* What is being asked
Please restate each entry word for word and leave the pictures out.

Start of Provided information

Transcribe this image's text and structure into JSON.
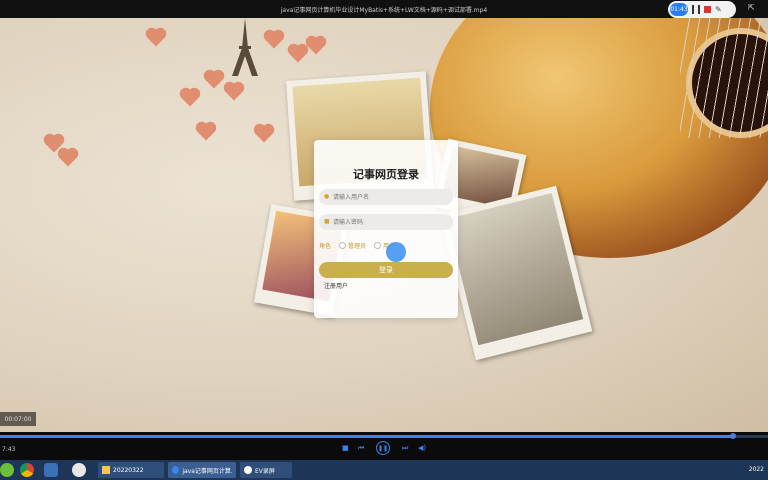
{
  "window": {
    "title": "java记事网页计算机毕业设计MyBatis+系统+LW文档+源码+调试部署.mp4"
  },
  "recorder": {
    "time": "01:43"
  },
  "login": {
    "heading": "记事网页登录",
    "username_placeholder": "请输入用户名",
    "password_placeholder": "请输入密码",
    "role_label": "角色",
    "roles": [
      "管理员",
      "用户"
    ],
    "login_button": "登录",
    "register_link": "注册用户"
  },
  "video": {
    "timestamp": "00:07:00",
    "current_time": "7:43",
    "progress": 0.955
  },
  "taskbar": {
    "items": [
      {
        "label": "20220322"
      },
      {
        "label": "java记事网页计算..."
      },
      {
        "label": "EV录屏"
      }
    ],
    "clock": "2022"
  },
  "colors": {
    "accent": "#c9b04d",
    "player_blue": "#3c82f0",
    "record_red": "#e03030"
  }
}
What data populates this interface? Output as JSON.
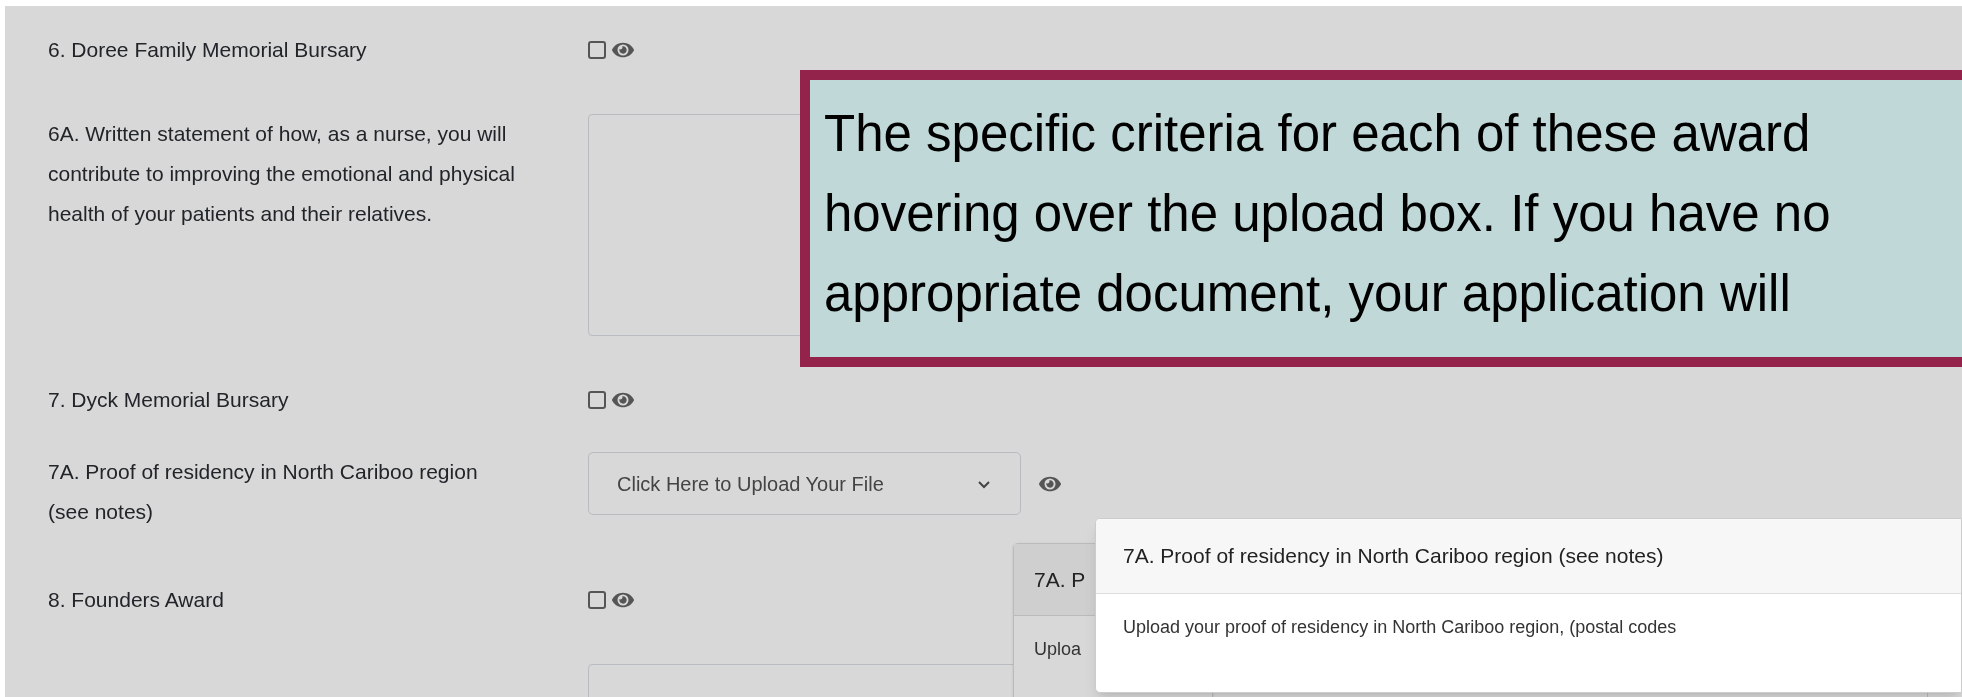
{
  "rows": [
    {
      "kind": "checkbox",
      "label": "6. Doree Family Memorial Bursary",
      "checked": false
    },
    {
      "kind": "textarea",
      "label": "6A. Written statement of how, as a nurse, you will contribute to improving the emotional and physical health of your patients and their relatives."
    },
    {
      "kind": "checkbox",
      "label": "7. Dyck Memorial Bursary",
      "checked": false
    },
    {
      "kind": "upload",
      "label": "7A. Proof of residency in North Cariboo region (see notes)",
      "value": "Click Here to Upload Your File"
    },
    {
      "kind": "checkbox",
      "label": "8. Founders Award",
      "checked": false
    },
    {
      "kind": "textarea"
    }
  ],
  "popovers": [
    {
      "header": "7A. P",
      "body": "Uploa"
    },
    {
      "header": "7A. Proof of residency in North Cariboo region (see notes)",
      "body": "Upload your proof of residency in North Cariboo region, (postal codes"
    }
  ],
  "callout": {
    "lines": [
      "The specific criteria for each of these award",
      "hovering over the upload box. If you have no",
      "appropriate document, your application will"
    ]
  }
}
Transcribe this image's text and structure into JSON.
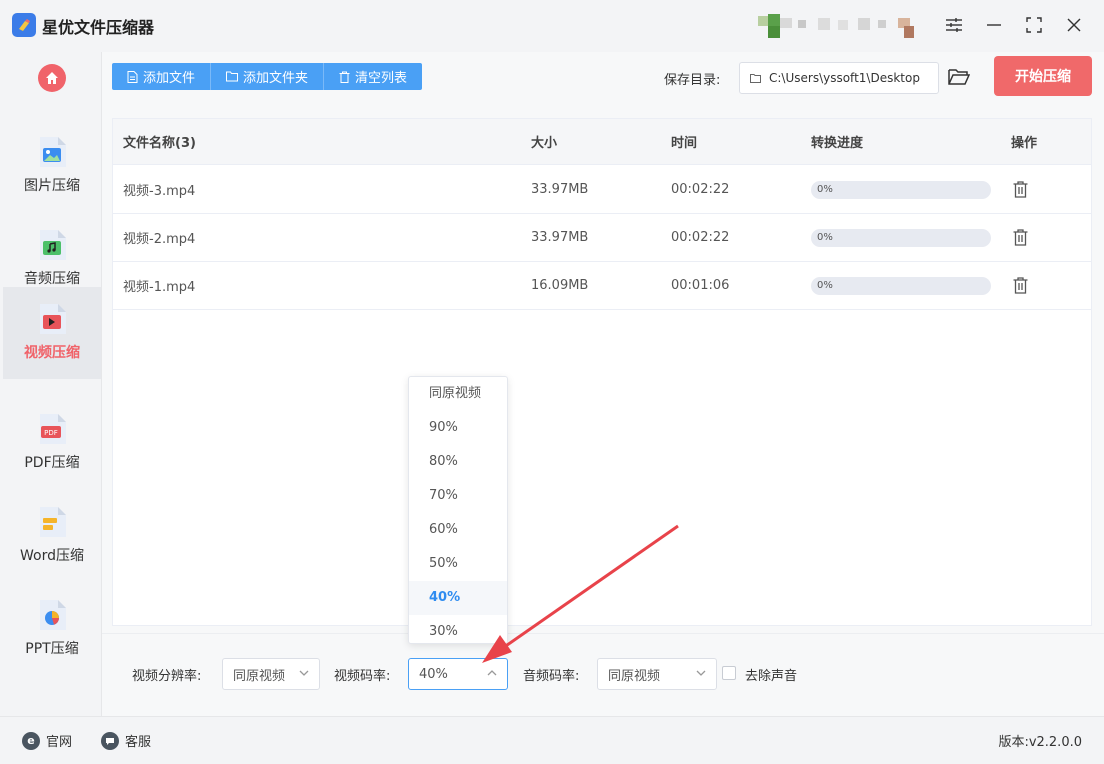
{
  "app": {
    "title": "星优文件压缩器"
  },
  "sidebar": {
    "items": [
      {
        "label": "图片压缩",
        "icon": "image-file-icon"
      },
      {
        "label": "音频压缩",
        "icon": "audio-file-icon"
      },
      {
        "label": "视频压缩",
        "icon": "video-file-icon",
        "active": true
      },
      {
        "label": "PDF压缩",
        "icon": "pdf-file-icon"
      },
      {
        "label": "Word压缩",
        "icon": "word-file-icon"
      },
      {
        "label": "PPT压缩",
        "icon": "ppt-file-icon"
      }
    ]
  },
  "toolbar": {
    "add_file": "添加文件",
    "add_folder": "添加文件夹",
    "clear_list": "清空列表",
    "save_dir_label": "保存目录:",
    "save_dir_value": "C:\\Users\\yssoft1\\Desktop",
    "start_button": "开始压缩"
  },
  "table": {
    "headers": {
      "name": "文件名称(3)",
      "size": "大小",
      "time": "时间",
      "progress": "转换进度",
      "action": "操作"
    },
    "rows": [
      {
        "name": "视频-3.mp4",
        "size": "33.97MB",
        "time": "00:02:22",
        "progress": "0%"
      },
      {
        "name": "视频-2.mp4",
        "size": "33.97MB",
        "time": "00:02:22",
        "progress": "0%"
      },
      {
        "name": "视频-1.mp4",
        "size": "16.09MB",
        "time": "00:01:06",
        "progress": "0%"
      }
    ]
  },
  "dropdown": {
    "options": [
      "同原视频",
      "90%",
      "80%",
      "70%",
      "60%",
      "50%",
      "40%",
      "30%"
    ],
    "selected": "40%"
  },
  "settings": {
    "resolution_label": "视频分辨率:",
    "resolution_value": "同原视频",
    "bitrate_label": "视频码率:",
    "bitrate_value": "40%",
    "audio_label": "音频码率:",
    "audio_value": "同原视频",
    "mute_label": "去除声音"
  },
  "footer": {
    "website": "官网",
    "support": "客服",
    "version": "版本:v2.2.0.0"
  },
  "colors": {
    "accent_blue": "#4aa0f5",
    "accent_red": "#f0696a",
    "selected_blue": "#2f8cf0"
  }
}
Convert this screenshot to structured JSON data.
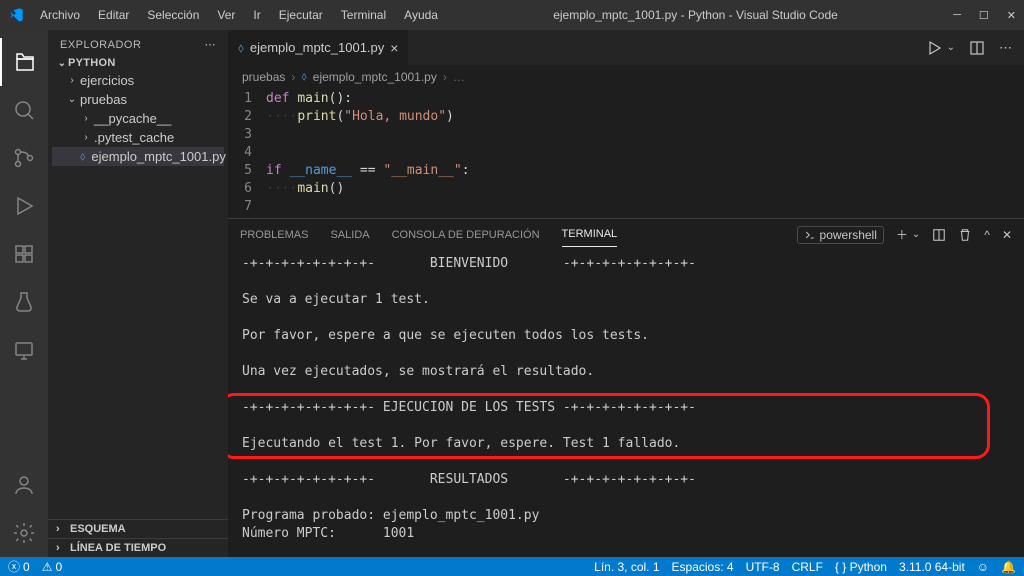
{
  "titlebar": {
    "menus": [
      "Archivo",
      "Editar",
      "Selección",
      "Ver",
      "Ir",
      "Ejecutar",
      "Terminal",
      "Ayuda"
    ],
    "title": "ejemplo_mptc_1001.py - Python - Visual Studio Code"
  },
  "sidebar": {
    "header": "EXPLORADOR",
    "root": "PYTHON",
    "tree": {
      "ejercicios": "ejercicios",
      "pruebas": "pruebas",
      "pycache": "__pycache__",
      "pytestcache": ".pytest_cache",
      "file": "ejemplo_mptc_1001.py"
    },
    "sections": {
      "esquema": "ESQUEMA",
      "timeline": "LÍNEA DE TIEMPO"
    }
  },
  "tab": {
    "label": "ejemplo_mptc_1001.py"
  },
  "breadcrumb": {
    "folder": "pruebas",
    "file": "ejemplo_mptc_1001.py"
  },
  "code": {
    "l1_def": "def",
    "l1_fn": "main",
    "l1_rest": "():",
    "l2_fn": "print",
    "l2_p1": "(",
    "l2_str": "\"Hola, mundo\"",
    "l2_p2": ")",
    "l5_if": "if",
    "l5_name": "__name__",
    "l5_eq": " == ",
    "l5_main": "\"__main__\"",
    "l5_colon": ":",
    "l6_fn": "main",
    "l6_rest": "()"
  },
  "panel": {
    "tabs": {
      "problems": "PROBLEMAS",
      "output": "SALIDA",
      "debug": "CONSOLA DE DEPURACIÓN",
      "terminal": "TERMINAL"
    },
    "shell": "powershell"
  },
  "terminal": {
    "l1": "-+-+-+-+-+-+-+-+-       BIENVENIDO       -+-+-+-+-+-+-+-+-",
    "l2": "Se va a ejecutar 1 test.",
    "l3": "Por favor, espere a que se ejecuten todos los tests.",
    "l4": "Una vez ejecutados, se mostrará el resultado.",
    "l5": "-+-+-+-+-+-+-+-+- EJECUCION DE LOS TESTS -+-+-+-+-+-+-+-+-",
    "l6": "Ejecutando el test 1. Por favor, espere. Test 1 fallado.",
    "l7": "-+-+-+-+-+-+-+-+-       RESULTADOS       -+-+-+-+-+-+-+-+-",
    "l8": "Programa probado: ejemplo_mptc_1001.py",
    "l9": "Número MPTC:      1001"
  },
  "status": {
    "errors": "0",
    "warnings": "0",
    "line": "Lín. 3, col. 1",
    "spaces": "Espacios: 4",
    "enc": "UTF-8",
    "eol": "CRLF",
    "lang": "Python",
    "ver": "3.11.0 64-bit"
  }
}
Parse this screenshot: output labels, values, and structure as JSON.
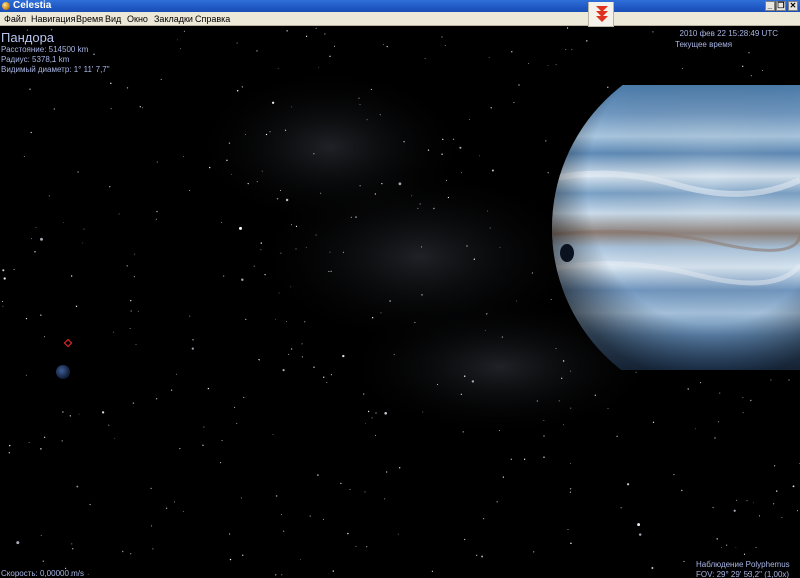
{
  "window": {
    "title": "Celestia",
    "controls": {
      "minimize": "_",
      "maximize": "❐",
      "close": "✕"
    }
  },
  "menu": {
    "items": [
      "Файл",
      "Навигация",
      "Время",
      "Вид",
      "Окно",
      "Закладки",
      "Справка"
    ]
  },
  "toolbar": {
    "collapse_icon": "double-chevron-down-icon",
    "accent": "#e0301e"
  },
  "selected_object": {
    "name": "Пандора",
    "distance": "Расстояние: 514500 km",
    "radius": "Радиус: 5378,1 km",
    "apparent_diameter": "Видимый диаметр: 1° 11' 7,7\""
  },
  "time": {
    "datetime": "2010 фев 22 15:28:49 UTC",
    "mode": "Текущее время"
  },
  "status": {
    "speed": "Скорость: 0,00000 m/s",
    "observer": "Наблюдение Polyphemus",
    "fov": "FOV: 29° 29' 53,2\" (1,00x)"
  },
  "colors": {
    "hud_text": "#a9b6e6",
    "planet_light": "#d8e6f2",
    "planet_mid": "#6f97bf",
    "planet_dark": "#2c4c73",
    "selection": "#ff2a2a"
  }
}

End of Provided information

* Task answer
Transcribe this image's text and structure into JSON.
{
  "window": {
    "title": "java记事网页计算机毕业设计MyBatis+系统+LW文档+源码+调试部署.mp4"
  },
  "recorder": {
    "time": "01:43"
  },
  "login": {
    "heading": "记事网页登录",
    "username_placeholder": "请输入用户名",
    "password_placeholder": "请输入密码",
    "role_label": "角色",
    "roles": [
      "管理员",
      "用户"
    ],
    "login_button": "登录",
    "register_link": "注册用户"
  },
  "video": {
    "timestamp": "00:07:00",
    "current_time": "7:43",
    "progress": 0.955
  },
  "taskbar": {
    "items": [
      {
        "label": "20220322"
      },
      {
        "label": "java记事网页计算..."
      },
      {
        "label": "EV录屏"
      }
    ],
    "clock": "2022"
  },
  "colors": {
    "accent": "#c9b04d",
    "player_blue": "#3c82f0",
    "record_red": "#e03030"
  }
}
What data populates this interface? Output as JSON.
{
  "rows": [
    {
      "kind": "checkbox",
      "label": "6. Doree Family Memorial Bursary",
      "checked": false
    },
    {
      "kind": "textarea",
      "label": "6A. Written statement of how, as a nurse, you will contribute to improving the emotional and physical health of your patients and their relatives."
    },
    {
      "kind": "checkbox",
      "label": "7. Dyck Memorial Bursary",
      "checked": false
    },
    {
      "kind": "upload",
      "label": "7A. Proof of residency in North Cariboo region (see notes)",
      "value": "Click Here to Upload Your File"
    },
    {
      "kind": "checkbox",
      "label": "8. Founders Award",
      "checked": false
    },
    {
      "kind": "textarea"
    }
  ],
  "popovers": [
    {
      "header": "7A. P",
      "body": "Uploa"
    },
    {
      "header": "7A. Proof of residency in North Cariboo region (see notes)",
      "body": "Upload your proof of residency in North Cariboo region, (postal codes"
    }
  ],
  "callout": {
    "lines": [
      "The specific criteria for each of these award",
      "hovering over the upload box. If you have no",
      "appropriate document, your application will"
    ]
  }
}
Transcribe this image's text and structure into JSON.
{
  "app": {
    "title": "星优文件压缩器"
  },
  "sidebar": {
    "items": [
      {
        "label": "图片压缩",
        "icon": "image-file-icon"
      },
      {
        "label": "音频压缩",
        "icon": "audio-file-icon"
      },
      {
        "label": "视频压缩",
        "icon": "video-file-icon",
        "active": true
      },
      {
        "label": "PDF压缩",
        "icon": "pdf-file-icon"
      },
      {
        "label": "Word压缩",
        "icon": "word-file-icon"
      },
      {
        "label": "PPT压缩",
        "icon": "ppt-file-icon"
      }
    ]
  },
  "toolbar": {
    "add_file": "添加文件",
    "add_folder": "添加文件夹",
    "clear_list": "清空列表",
    "save_dir_label": "保存目录:",
    "save_dir_value": "C:\\Users\\yssoft1\\Desktop",
    "start_button": "开始压缩"
  },
  "table": {
    "headers": {
      "name": "文件名称(3)",
      "size": "大小",
      "time": "时间",
      "progress": "转换进度",
      "action": "操作"
    },
    "rows": [
      {
        "name": "视频-3.mp4",
        "size": "33.97MB",
        "time": "00:02:22",
        "progress": "0%"
      },
      {
        "name": "视频-2.mp4",
        "size": "33.97MB",
        "time": "00:02:22",
        "progress": "0%"
      },
      {
        "name": "视频-1.mp4",
        "size": "16.09MB",
        "time": "00:01:06",
        "progress": "0%"
      }
    ]
  },
  "dropdown": {
    "options": [
      "同原视频",
      "90%",
      "80%",
      "70%",
      "60%",
      "50%",
      "40%",
      "30%"
    ],
    "selected": "40%"
  },
  "settings": {
    "resolution_label": "视频分辨率:",
    "resolution_value": "同原视频",
    "bitrate_label": "视频码率:",
    "bitrate_value": "40%",
    "audio_label": "音频码率:",
    "audio_value": "同原视频",
    "mute_label": "去除声音"
  },
  "footer": {
    "website": "官网",
    "support": "客服",
    "version": "版本:v2.2.0.0"
  },
  "colors": {
    "accent_blue": "#4aa0f5",
    "accent_red": "#f0696a",
    "selected_blue": "#2f8cf0"
  }
}
Convert this screenshot to structured JSON data.
{
  "titlebar": {
    "menus": [
      "Archivo",
      "Editar",
      "Selección",
      "Ver",
      "Ir",
      "Ejecutar",
      "Terminal",
      "Ayuda"
    ],
    "title": "ejemplo_mptc_1001.py - Python - Visual Studio Code"
  },
  "sidebar": {
    "header": "EXPLORADOR",
    "root": "PYTHON",
    "tree": {
      "ejercicios": "ejercicios",
      "pruebas": "pruebas",
      "pycache": "__pycache__",
      "pytestcache": ".pytest_cache",
      "file": "ejemplo_mptc_1001.py"
    },
    "sections": {
      "esquema": "ESQUEMA",
      "timeline": "LÍNEA DE TIEMPO"
    }
  },
  "tab": {
    "label": "ejemplo_mptc_1001.py"
  },
  "breadcrumb": {
    "folder": "pruebas",
    "file": "ejemplo_mptc_1001.py"
  },
  "code": {
    "l1_def": "def",
    "l1_fn": "main",
    "l1_rest": "():",
    "l2_fn": "print",
    "l2_p1": "(",
    "l2_str": "\"Hola, mundo\"",
    "l2_p2": ")",
    "l5_if": "if",
    "l5_name": "__name__",
    "l5_eq": " == ",
    "l5_main": "\"__main__\"",
    "l5_colon": ":",
    "l6_fn": "main",
    "l6_rest": "()"
  },
  "panel": {
    "tabs": {
      "problems": "PROBLEMAS",
      "output": "SALIDA",
      "debug": "CONSOLA DE DEPURACIÓN",
      "terminal": "TERMINAL"
    },
    "shell": "powershell"
  },
  "terminal": {
    "l1": "-+-+-+-+-+-+-+-+-       BIENVENIDO       -+-+-+-+-+-+-+-+-",
    "l2": "Se va a ejecutar 1 test.",
    "l3": "Por favor, espere a que se ejecuten todos los tests.",
    "l4": "Una vez ejecutados, se mostrará el resultado.",
    "l5": "-+-+-+-+-+-+-+-+- EJECUCION DE LOS TESTS -+-+-+-+-+-+-+-+-",
    "l6": "Ejecutando el test 1. Por favor, espere. Test 1 fallado.",
    "l7": "-+-+-+-+-+-+-+-+-       RESULTADOS       -+-+-+-+-+-+-+-+-",
    "l8": "Programa probado: ejemplo_mptc_1001.py",
    "l9": "Número MPTC:      1001"
  },
  "status": {
    "errors": "0",
    "warnings": "0",
    "line": "Lín. 3, col. 1",
    "spaces": "Espacios: 4",
    "enc": "UTF-8",
    "eol": "CRLF",
    "lang": "Python",
    "ver": "3.11.0 64-bit"
  }
}
Parse this screenshot: output labels, values, and structure as JSON.
{
  "window": {
    "title": "Celestia",
    "controls": {
      "minimize": "_",
      "maximize": "❐",
      "close": "✕"
    }
  },
  "menu": {
    "items": [
      "Файл",
      "Навигация",
      "Время",
      "Вид",
      "Окно",
      "Закладки",
      "Справка"
    ]
  },
  "toolbar": {
    "collapse_icon": "double-chevron-down-icon",
    "accent": "#e0301e"
  },
  "selected_object": {
    "name": "Пандора",
    "distance": "Расстояние: 514500 km",
    "radius": "Радиус: 5378,1 km",
    "apparent_diameter": "Видимый диаметр: 1° 11' 7,7\""
  },
  "time": {
    "datetime": "2010 фев 22 15:28:49 UTC",
    "mode": "Текущее время"
  },
  "status": {
    "speed": "Скорость: 0,00000 m/s",
    "observer": "Наблюдение Polyphemus",
    "fov": "FOV: 29° 29' 53,2\" (1,00x)"
  },
  "colors": {
    "hud_text": "#a9b6e6",
    "planet_light": "#d8e6f2",
    "planet_mid": "#6f97bf",
    "planet_dark": "#2c4c73",
    "selection": "#ff2a2a"
  }
}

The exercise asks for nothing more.